Sport climbing is on a list of select sports proposed for inclusion at the 2020 Tokyo Olympics, alongside baseball, softball, karate, surfing and skateboarding.
The list will be put to a final vote next year before the 2016 Olympics kick off in Rio de Janeiro.
The sport has been on this path before - it was on a similar shortlist of sports in the running for 2020 at the International Olympic Committee (IOC) Session in 2013, but failed to get the nod, with karate, roller sports, wakeboarding and wushu.
Since then, the IOC's Agenda 2020 has allowed a more flexible Olympic programme as the IOC leadership hopes to create a programme that caters more to the young and their taste for adventure and novel sports.
With the sport's popularity in Japan in particular - the country won three medals at this year's International Federation of Sport Climbing Bouldering World Cup - it stands a good chance of featuring in Tokyo.
Local officials are sure of the sport's inclusion in 2020.
Said Rasip Isnin, honorary secretary of the Singapore Mountaineering Federation: "The youth component is very important. We have been quite involved in the campaign to get sport climbing into the Olympics and we are very confident."
The sport is practised in more than 140 countries, with six million registered participants.
Another 25 million unregistered participants are estimated.
It has also grown exponentially in the last few years in Singapore.
Rasip estimates about 50,000 people climb recreationally here, with about 500 who compete on a more serious basis.
The number of commercial climbing facilities has also grown from three in 2011 to six today.
The National Climbing Championships was also revived last month after an absence of eight years, garnering close to 500 participants.
But while Singapore is able to contend for medals in the region, there is still some way to go before that translates to the world stage.
Said Koh: "It's still very much a leisure thing in Singapore now.

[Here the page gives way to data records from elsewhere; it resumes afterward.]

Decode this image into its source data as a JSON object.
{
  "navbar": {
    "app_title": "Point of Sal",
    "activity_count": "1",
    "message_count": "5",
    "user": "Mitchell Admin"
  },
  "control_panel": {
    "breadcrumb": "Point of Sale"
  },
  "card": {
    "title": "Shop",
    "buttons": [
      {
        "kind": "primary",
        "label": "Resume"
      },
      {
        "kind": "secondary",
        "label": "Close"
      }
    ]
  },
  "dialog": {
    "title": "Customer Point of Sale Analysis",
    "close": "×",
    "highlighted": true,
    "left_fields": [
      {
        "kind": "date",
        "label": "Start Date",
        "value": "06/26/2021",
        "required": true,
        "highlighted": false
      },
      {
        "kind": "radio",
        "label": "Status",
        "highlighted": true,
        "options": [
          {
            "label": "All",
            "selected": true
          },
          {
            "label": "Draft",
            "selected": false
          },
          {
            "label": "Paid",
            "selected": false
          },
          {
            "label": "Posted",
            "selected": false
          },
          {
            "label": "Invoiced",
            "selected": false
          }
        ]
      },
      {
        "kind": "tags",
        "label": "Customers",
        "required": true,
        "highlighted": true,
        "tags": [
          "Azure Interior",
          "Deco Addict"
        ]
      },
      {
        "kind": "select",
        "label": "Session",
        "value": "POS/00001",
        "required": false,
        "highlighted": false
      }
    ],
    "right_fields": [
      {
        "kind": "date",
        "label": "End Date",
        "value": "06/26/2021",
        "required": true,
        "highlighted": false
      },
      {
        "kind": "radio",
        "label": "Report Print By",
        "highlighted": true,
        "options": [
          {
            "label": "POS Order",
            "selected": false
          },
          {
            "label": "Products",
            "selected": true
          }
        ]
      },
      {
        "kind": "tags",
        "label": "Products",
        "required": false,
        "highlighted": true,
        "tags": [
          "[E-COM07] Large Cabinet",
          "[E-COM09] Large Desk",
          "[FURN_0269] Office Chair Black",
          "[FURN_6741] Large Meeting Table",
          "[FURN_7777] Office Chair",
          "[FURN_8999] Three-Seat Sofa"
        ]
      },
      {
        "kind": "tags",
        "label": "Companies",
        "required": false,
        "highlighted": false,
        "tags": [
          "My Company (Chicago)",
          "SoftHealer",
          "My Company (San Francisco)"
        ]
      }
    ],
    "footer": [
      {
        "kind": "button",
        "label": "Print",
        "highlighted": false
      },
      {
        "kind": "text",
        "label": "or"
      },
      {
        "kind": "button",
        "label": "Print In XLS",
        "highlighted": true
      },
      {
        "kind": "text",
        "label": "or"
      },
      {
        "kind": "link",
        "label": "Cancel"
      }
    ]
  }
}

We have some really talented climbers coming up in the speed discipline, and we're not too bad in lead and bouldering too. It would be a very good achievement if we could be among the top eight in Asia."
He names Japan, Korea, Iran and Indonesia as the biggest players in Asia, with Europeans leading the way globally.
Added Rasip: "Our forte would be in speed climbing. The best speed climbers are from Asia. If we were to focus on that, our chances (would improve)."
"A dream of doing well at the Olympics is not unrealistic. Once we start sending people for World Cup circuits, I think our standards will improve."
There are three disciplines in sport climbing - speed, bouldering and lead.
Bouldering does not involve ropes and requires a competitor to complete a wall in as few attempts as possible.
Ropes are used in lead climbing and the climber who covers the most ground within a stipulated time wins.
In speed climbing, athletes aim to take the shortest time to reach the top of a 15m wall.
For Singapore's younger climbers, the Olympics would be a dream come true.
Said Marcus Yeo, a 23-year-old Singapore Management University undergraduate: "It would mean that sport climbing gets more funding, providing me with a very good chance to compete and be sent for more competitions."
Vanessa Teng, a 19-year-old Singapore Polytechnic student, said: "I was devastated two years ago when it did not become an Olympic sport because we had a really high chance and missed out by just a bit. Today, we have our hopes up and we are hoping for the best."
This article was first published on October 23, 2015.
Get a copy of The Straits Times or go to straitstimes.com for more stories.